With temperatures of more than 40°C, the towns of Bordeaux, Rennes and Châteauroux on Wednesday recorded their hottest day since records began, as France swelters under a vast heatwave driven from the south, while the temperature in Paris on Thursday is forecast to beat the capital's 1947 all-time high of 40.4°C.
French met office expects very hot and dry weather next week, with a slight risk of a heatwave in the southeastern part of the country.
Even as air temperatures fall, shortages and excessive temperatures of river water used to cool reactors are worrying nuclear operators EDF.
Dozens of fires have burned about 1,500 acres of land in the Gard département or county in the south - destroying several houses and vehicles.
New record was measured in southern town of Gallargues-le-Montueux - the previous record was 44.1C during deadly 2003 heatwave.
About 50 schools in the Essonne region, just south of Paris, were being shut, as they lack sufficient air conditioning.
Education minister says decision to postpone Le Brevet a week taken to 'guarantee security of the pupils' with temperatures set to reach 40C.
Contingency plans by Paris city hall for a record-breaking June heatwave this week, when temperatures are expected to reach around 40° Celsius, include overnight access to the capital's parks, late-night openings for swimming pools, and cool-off rooms in public buildings.
A heatwave unusually intense for June is due to hit France next week, when temperatures across most of the country are forecast to reach up to 40° Celsius for several days, and when emergency services are to be placed on high alert.
EDF’s nuclear plants along Rhone river use its waters to regulate temperature of their reactors, discharging warm water back into the waterway.
French weather service issues a heatwave alert in 66 counties, warning people to avoid going out during the hottest hours of the day.
Temperatures on Sunday dropped to a relatively cool sub-30°C over most areas after reaching close to 40°C in much of the country during the past week.
Stifling temperatures reaching 38° Celsius that have kept most of France sizzling over the past week, with extreme heat arriving from North Africa and Spain, are due to begin falling on Sunday.
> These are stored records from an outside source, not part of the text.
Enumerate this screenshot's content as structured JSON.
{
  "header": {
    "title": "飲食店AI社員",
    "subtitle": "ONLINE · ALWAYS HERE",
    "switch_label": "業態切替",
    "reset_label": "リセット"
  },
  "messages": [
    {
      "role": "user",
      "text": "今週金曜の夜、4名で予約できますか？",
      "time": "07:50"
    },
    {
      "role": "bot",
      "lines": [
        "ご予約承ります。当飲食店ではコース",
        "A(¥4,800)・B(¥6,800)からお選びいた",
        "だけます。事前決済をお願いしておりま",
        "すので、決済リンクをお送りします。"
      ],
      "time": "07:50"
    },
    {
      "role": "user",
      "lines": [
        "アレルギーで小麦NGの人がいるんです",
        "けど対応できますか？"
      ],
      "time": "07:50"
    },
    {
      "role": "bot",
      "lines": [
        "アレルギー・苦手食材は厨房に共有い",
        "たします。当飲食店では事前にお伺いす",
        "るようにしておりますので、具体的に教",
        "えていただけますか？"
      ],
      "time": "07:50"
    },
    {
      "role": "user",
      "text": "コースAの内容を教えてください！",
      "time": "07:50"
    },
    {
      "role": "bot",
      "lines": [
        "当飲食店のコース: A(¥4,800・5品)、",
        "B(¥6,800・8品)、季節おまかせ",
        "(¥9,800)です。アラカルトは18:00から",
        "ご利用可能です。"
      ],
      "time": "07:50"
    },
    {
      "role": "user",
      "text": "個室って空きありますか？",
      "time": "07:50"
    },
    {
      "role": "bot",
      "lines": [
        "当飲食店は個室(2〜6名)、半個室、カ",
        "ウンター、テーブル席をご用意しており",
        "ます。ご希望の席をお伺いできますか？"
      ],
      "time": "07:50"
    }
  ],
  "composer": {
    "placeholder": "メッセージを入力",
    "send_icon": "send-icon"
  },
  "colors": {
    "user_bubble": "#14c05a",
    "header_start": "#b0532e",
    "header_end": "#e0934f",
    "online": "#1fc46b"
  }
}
Burgundy and Beaujolais regions notably face partial evaporation of annual production as unusually high temperatures are shrinking grapes.